_Exercise goal:_
Copy out the listing exactly.

_Material provided:_
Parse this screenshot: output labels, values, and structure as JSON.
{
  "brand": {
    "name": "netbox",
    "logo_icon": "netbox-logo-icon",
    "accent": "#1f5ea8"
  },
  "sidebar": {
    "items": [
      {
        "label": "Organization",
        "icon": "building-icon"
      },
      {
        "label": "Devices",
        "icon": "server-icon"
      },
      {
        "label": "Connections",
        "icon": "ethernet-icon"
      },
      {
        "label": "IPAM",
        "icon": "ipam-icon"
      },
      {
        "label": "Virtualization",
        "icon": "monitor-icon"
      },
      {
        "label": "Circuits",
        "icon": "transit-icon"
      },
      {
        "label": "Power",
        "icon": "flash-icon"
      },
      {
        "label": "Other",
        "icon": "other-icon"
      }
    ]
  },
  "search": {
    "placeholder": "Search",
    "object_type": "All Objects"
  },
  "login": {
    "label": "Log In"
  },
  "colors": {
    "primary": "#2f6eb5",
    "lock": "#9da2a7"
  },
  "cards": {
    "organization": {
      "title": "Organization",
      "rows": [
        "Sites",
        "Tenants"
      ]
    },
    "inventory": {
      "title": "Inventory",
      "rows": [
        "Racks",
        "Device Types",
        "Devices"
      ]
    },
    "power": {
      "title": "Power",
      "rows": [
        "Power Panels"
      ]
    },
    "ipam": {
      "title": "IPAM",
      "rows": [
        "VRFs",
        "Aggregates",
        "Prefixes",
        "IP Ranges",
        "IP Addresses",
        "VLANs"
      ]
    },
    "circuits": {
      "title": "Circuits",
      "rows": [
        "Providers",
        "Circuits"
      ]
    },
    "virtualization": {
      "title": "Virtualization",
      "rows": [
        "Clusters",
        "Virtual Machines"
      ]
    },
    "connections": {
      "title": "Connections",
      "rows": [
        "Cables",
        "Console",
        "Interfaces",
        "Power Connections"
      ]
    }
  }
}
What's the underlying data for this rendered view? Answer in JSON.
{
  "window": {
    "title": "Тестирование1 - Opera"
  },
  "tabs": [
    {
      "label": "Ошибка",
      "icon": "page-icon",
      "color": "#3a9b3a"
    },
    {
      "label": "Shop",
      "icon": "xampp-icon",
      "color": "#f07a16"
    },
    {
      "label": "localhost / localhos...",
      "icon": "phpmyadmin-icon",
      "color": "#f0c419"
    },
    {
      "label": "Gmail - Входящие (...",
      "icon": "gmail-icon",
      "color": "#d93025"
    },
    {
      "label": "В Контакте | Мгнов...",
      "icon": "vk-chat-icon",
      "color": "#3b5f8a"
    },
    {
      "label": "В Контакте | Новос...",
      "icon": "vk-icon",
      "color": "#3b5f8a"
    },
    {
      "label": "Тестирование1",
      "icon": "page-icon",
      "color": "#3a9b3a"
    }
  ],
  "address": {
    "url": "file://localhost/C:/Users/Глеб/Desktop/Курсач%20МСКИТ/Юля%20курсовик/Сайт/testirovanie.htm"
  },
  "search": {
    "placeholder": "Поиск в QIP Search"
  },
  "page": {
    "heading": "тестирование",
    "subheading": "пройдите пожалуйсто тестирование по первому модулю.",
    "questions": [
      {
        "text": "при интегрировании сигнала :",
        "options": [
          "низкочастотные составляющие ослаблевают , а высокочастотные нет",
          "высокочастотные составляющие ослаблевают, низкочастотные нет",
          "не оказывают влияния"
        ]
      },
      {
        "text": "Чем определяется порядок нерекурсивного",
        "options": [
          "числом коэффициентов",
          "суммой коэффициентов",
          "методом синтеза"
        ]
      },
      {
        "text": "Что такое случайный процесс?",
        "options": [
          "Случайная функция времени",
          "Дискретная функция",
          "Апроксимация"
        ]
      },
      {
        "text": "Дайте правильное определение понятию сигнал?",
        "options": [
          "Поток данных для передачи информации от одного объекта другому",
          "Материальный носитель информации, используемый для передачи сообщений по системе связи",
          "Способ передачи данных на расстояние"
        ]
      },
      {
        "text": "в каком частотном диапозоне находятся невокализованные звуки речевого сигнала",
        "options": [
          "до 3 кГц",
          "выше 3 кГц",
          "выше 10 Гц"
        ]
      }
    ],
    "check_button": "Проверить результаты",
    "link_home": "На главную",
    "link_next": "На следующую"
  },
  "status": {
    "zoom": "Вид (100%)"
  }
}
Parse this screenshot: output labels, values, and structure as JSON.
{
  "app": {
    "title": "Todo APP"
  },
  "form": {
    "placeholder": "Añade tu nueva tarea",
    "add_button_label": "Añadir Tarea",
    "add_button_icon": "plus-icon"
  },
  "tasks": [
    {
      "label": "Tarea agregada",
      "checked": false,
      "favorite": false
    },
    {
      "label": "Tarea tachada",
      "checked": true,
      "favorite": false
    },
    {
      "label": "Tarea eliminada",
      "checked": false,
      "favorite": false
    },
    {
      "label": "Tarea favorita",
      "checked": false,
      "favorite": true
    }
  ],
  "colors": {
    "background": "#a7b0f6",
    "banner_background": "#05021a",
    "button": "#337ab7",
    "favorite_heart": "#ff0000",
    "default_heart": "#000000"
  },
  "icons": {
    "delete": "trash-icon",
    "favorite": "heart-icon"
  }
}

_Response to the exercise:_
Parse this screenshot: output labels, values, and structure as JSON.
{
  "brand": {
    "name": "netbox",
    "logo_icon": "netbox-logo-icon",
    "accent": "#1f5ea8"
  },
  "sidebar": {
    "items": [
      {
        "label": "Organization",
        "icon": "building-icon"
      },
      {
        "label": "Devices",
        "icon": "server-icon"
      },
      {
        "label": "Connections",
        "icon": "ethernet-icon"
      },
      {
        "label": "IPAM",
        "icon": "ipam-icon"
      },
      {
        "label": "Virtualization",
        "icon": "monitor-icon"
      },
      {
        "label": "Circuits",
        "icon": "transit-icon"
      },
      {
        "label": "Power",
        "icon": "flash-icon"
      },
      {
        "label": "Other",
        "icon": "other-icon"
      }
    ]
  },
  "search": {
    "placeholder": "Search",
    "object_type": "All Objects"
  },
  "login": {
    "label": "Log In"
  },
  "colors": {
    "primary": "#2f6eb5",
    "lock": "#9da2a7"
  },
  "cards": {
    "organization": {
      "title": "Organization",
      "rows": [
        "Sites",
        "Tenants"
      ]
    },
    "inventory": {
      "title": "Inventory",
      "rows": [
        "Racks",
        "Device Types",
        "Devices"
      ]
    },
    "power": {
      "title": "Power",
      "rows": [
        "Power Panels"
      ]
    },
    "ipam": {
      "title": "IPAM",
      "rows": [
        "VRFs",
        "Aggregates",
        "Prefixes",
        "IP Ranges",
        "IP Addresses",
        "VLANs"
      ]
    },
    "circuits": {
      "title": "Circuits",
      "rows": [
        "Providers",
        "Circuits"
      ]
    },
    "virtualization": {
      "title": "Virtualization",
      "rows": [
        "Clusters",
        "Virtual Machines"
      ]
    },
    "connections": {
      "title": "Connections",
      "rows": [
        "Cables",
        "Console",
        "Interfaces",
        "Power Connections"
      ]
    }
  }
}
What's the underlying data for this rendered view? Answer in JSON.
{
  "window": {
    "title": "Тестирование1 - Opera"
  },
  "tabs": [
    {
      "label": "Ошибка",
      "icon": "page-icon",
      "color": "#3a9b3a"
    },
    {
      "label": "Shop",
      "icon": "xampp-icon",
      "color": "#f07a16"
    },
    {
      "label": "localhost / localhos...",
      "icon": "phpmyadmin-icon",
      "color": "#f0c419"
    },
    {
      "label": "Gmail - Входящие (...",
      "icon": "gmail-icon",
      "color": "#d93025"
    },
    {
      "label": "В Контакте | Мгнов...",
      "icon": "vk-chat-icon",
      "color": "#3b5f8a"
    },
    {
      "label": "В Контакте | Новос...",
      "icon": "vk-icon",
      "color": "#3b5f8a"
    },
    {
      "label": "Тестирование1",
      "icon": "page-icon",
      "color": "#3a9b3a"
    }
  ],
  "address": {
    "url": "file://localhost/C:/Users/Глеб/Desktop/Курсач%20МСКИТ/Юля%20курсовик/Сайт/testirovanie.htm"
  },
  "search": {
    "placeholder": "Поиск в QIP Search"
  },
  "page": {
    "heading": "тестирование",
    "subheading": "пройдите пожалуйсто тестирование по первому модулю.",
    "questions": [
      {
        "text": "при интегрировании сигнала :",
        "options": [
          "низкочастотные составляющие ослаблевают , а высокочастотные нет",
          "высокочастотные составляющие ослаблевают, низкочастотные нет",
          "не оказывают влияния"
        ]
      },
      {
        "text": "Чем определяется порядок нерекурсивного",
        "options": [
          "числом коэффициентов",
          "суммой коэффициентов",
          "методом синтеза"
        ]
      },
      {
        "text": "Что такое случайный процесс?",
        "options": [
          "Случайная функция времени",
          "Дискретная функция",
          "Апроксимация"
        ]
      },
      {
        "text": "Дайте правильное определение понятию сигнал?",
        "options": [
          "Поток данных для передачи информации от одного объекта другому",
          "Материальный носитель информации, используемый для передачи сообщений по системе связи",
          "Способ передачи данных на расстояние"
        ]
      },
      {
        "text": "в каком частотном диапозоне находятся невокализованные звуки речевого сигнала",
        "options": [
          "до 3 кГц",
          "выше 3 кГц",
          "выше 10 Гц"
        ]
      }
    ],
    "check_button": "Проверить результаты",
    "link_home": "На главную",
    "link_next": "На следующую"
  },
  "status": {
    "zoom": "Вид (100%)"
  }
}
Parse this screenshot: output labels, values, and structure as JSON.
{
  "app": {
    "title": "Todo APP"
  },
  "form": {
    "placeholder": "Añade tu nueva tarea",
    "add_button_label": "Añadir Tarea",
    "add_button_icon": "plus-icon"
  },
  "tasks": [
    {
      "label": "Tarea agregada",
      "checked": false,
      "favorite": false
    },
    {
      "label": "Tarea tachada",
      "checked": true,
      "favorite": false
    },
    {
      "label": "Tarea eliminada",
      "checked": false,
      "favorite": false
    },
    {
      "label": "Tarea favorita",
      "checked": false,
      "favorite": true
    }
  ],
  "colors": {
    "background": "#a7b0f6",
    "banner_background": "#05021a",
    "button": "#337ab7",
    "favorite_heart": "#ff0000",
    "default_heart": "#000000"
  },
  "icons": {
    "delete": "trash-icon",
    "favorite": "heart-icon"
  }
}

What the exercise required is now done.